◆ WORK INSTRUCTION: Verbatim output of the full listing is required.

[GIVEN DATA Boundary: Start]

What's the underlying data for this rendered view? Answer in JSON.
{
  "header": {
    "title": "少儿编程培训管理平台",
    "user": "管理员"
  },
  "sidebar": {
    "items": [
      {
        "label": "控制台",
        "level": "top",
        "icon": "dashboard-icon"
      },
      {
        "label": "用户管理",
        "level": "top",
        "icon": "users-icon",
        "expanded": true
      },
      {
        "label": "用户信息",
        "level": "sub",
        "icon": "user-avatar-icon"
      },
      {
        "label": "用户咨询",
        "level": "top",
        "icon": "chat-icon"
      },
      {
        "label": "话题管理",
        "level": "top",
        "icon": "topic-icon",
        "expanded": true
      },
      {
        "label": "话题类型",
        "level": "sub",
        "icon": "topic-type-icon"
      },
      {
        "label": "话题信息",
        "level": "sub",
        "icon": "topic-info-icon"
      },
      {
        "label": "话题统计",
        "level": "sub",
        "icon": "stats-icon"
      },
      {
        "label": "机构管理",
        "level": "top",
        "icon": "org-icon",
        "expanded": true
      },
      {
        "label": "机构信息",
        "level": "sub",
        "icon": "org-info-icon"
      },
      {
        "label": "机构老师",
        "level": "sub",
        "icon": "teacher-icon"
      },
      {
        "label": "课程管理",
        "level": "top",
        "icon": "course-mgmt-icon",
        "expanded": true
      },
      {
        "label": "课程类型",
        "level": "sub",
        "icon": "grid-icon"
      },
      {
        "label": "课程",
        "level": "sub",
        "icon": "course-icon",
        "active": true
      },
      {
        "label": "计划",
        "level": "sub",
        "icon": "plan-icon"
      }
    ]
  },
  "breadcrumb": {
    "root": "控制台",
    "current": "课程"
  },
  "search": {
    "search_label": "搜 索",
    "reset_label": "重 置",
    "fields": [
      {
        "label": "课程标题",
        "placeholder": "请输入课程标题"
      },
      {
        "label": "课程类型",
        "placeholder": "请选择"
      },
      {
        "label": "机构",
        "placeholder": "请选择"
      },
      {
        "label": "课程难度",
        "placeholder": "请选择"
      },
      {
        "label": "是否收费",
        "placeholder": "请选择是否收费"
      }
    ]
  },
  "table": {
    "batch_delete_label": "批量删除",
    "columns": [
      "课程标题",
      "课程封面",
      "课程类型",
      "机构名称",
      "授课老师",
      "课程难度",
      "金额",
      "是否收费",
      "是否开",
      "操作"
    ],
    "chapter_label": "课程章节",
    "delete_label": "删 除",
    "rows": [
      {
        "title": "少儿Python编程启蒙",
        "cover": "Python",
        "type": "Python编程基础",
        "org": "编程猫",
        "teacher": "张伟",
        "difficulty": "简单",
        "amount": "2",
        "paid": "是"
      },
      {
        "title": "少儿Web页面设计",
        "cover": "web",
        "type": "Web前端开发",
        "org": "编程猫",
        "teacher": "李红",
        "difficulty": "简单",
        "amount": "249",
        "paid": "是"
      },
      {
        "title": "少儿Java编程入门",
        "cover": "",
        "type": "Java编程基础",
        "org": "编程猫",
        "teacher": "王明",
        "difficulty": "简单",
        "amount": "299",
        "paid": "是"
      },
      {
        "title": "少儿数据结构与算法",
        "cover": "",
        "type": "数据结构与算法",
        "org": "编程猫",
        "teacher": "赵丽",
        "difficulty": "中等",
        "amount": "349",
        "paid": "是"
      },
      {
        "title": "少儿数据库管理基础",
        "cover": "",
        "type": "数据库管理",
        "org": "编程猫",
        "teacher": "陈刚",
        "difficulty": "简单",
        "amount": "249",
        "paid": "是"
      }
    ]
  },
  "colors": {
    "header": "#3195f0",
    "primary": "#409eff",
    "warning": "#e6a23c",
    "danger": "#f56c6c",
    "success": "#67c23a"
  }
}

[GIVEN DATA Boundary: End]

◆ RESULT:
What's the underlying data for this rendered view? Answer in JSON.
{
  "header": {
    "title": "少儿编程培训管理平台",
    "user": "管理员"
  },
  "sidebar": {
    "items": [
      {
        "label": "控制台",
        "level": "top",
        "icon": "dashboard-icon"
      },
      {
        "label": "用户管理",
        "level": "top",
        "icon": "users-icon",
        "expanded": true
      },
      {
        "label": "用户信息",
        "level": "sub",
        "icon": "user-avatar-icon"
      },
      {
        "label": "用户咨询",
        "level": "top",
        "icon": "chat-icon"
      },
      {
        "label": "话题管理",
        "level": "top",
        "icon": "topic-icon",
        "expanded": true
      },
      {
        "label": "话题类型",
        "level": "sub",
        "icon": "topic-type-icon"
      },
      {
        "label": "话题信息",
        "level": "sub",
        "icon": "topic-info-icon"
      },
      {
        "label": "话题统计",
        "level": "sub",
        "icon": "stats-icon"
      },
      {
        "label": "机构管理",
        "level": "top",
        "icon": "org-icon",
        "expanded": true
      },
      {
        "label": "机构信息",
        "level": "sub",
        "icon": "org-info-icon"
      },
      {
        "label": "机构老师",
        "level": "sub",
        "icon": "teacher-icon"
      },
      {
        "label": "课程管理",
        "level": "top",
        "icon": "course-mgmt-icon",
        "expanded": true
      },
      {
        "label": "课程类型",
        "level": "sub",
        "icon": "grid-icon"
      },
      {
        "label": "课程",
        "level": "sub",
        "icon": "course-icon",
        "active": true
      },
      {
        "label": "计划",
        "level": "sub",
        "icon": "plan-icon"
      }
    ]
  },
  "breadcrumb": {
    "root": "控制台",
    "current": "课程"
  },
  "search": {
    "search_label": "搜 索",
    "reset_label": "重 置",
    "fields": [
      {
        "label": "课程标题",
        "placeholder": "请输入课程标题"
      },
      {
        "label": "课程类型",
        "placeholder": "请选择"
      },
      {
        "label": "机构",
        "placeholder": "请选择"
      },
      {
        "label": "课程难度",
        "placeholder": "请选择"
      },
      {
        "label": "是否收费",
        "placeholder": "请选择是否收费"
      }
    ]
  },
  "table": {
    "batch_delete_label": "批量删除",
    "columns": [
      "课程标题",
      "课程封面",
      "课程类型",
      "机构名称",
      "授课老师",
      "课程难度",
      "金额",
      "是否收费",
      "是否开",
      "操作"
    ],
    "chapter_label": "课程章节",
    "delete_label": "删 除",
    "rows": [
      {
        "title": "少儿Python编程启蒙",
        "cover": "Python",
        "type": "Python编程基础",
        "org": "编程猫",
        "teacher": "张伟",
        "difficulty": "简单",
        "amount": "2",
        "paid": "是"
      },
      {
        "title": "少儿Web页面设计",
        "cover": "web",
        "type": "Web前端开发",
        "org": "编程猫",
        "teacher": "李红",
        "difficulty": "简单",
        "amount": "249",
        "paid": "是"
      },
      {
        "title": "少儿Java编程入门",
        "cover": "",
        "type": "Java编程基础",
        "org": "编程猫",
        "teacher": "王明",
        "difficulty": "简单",
        "amount": "299",
        "paid": "是"
      },
      {
        "title": "少儿数据结构与算法",
        "cover": "",
        "type": "数据结构与算法",
        "org": "编程猫",
        "teacher": "赵丽",
        "difficulty": "中等",
        "amount": "349",
        "paid": "是"
      },
      {
        "title": "少儿数据库管理基础",
        "cover": "",
        "type": "数据库管理",
        "org": "编程猫",
        "teacher": "陈刚",
        "difficulty": "简单",
        "amount": "249",
        "paid": "是"
      }
    ]
  },
  "colors": {
    "header": "#3195f0",
    "primary": "#409eff",
    "warning": "#e6a23c",
    "danger": "#f56c6c",
    "success": "#67c23a"
  }
}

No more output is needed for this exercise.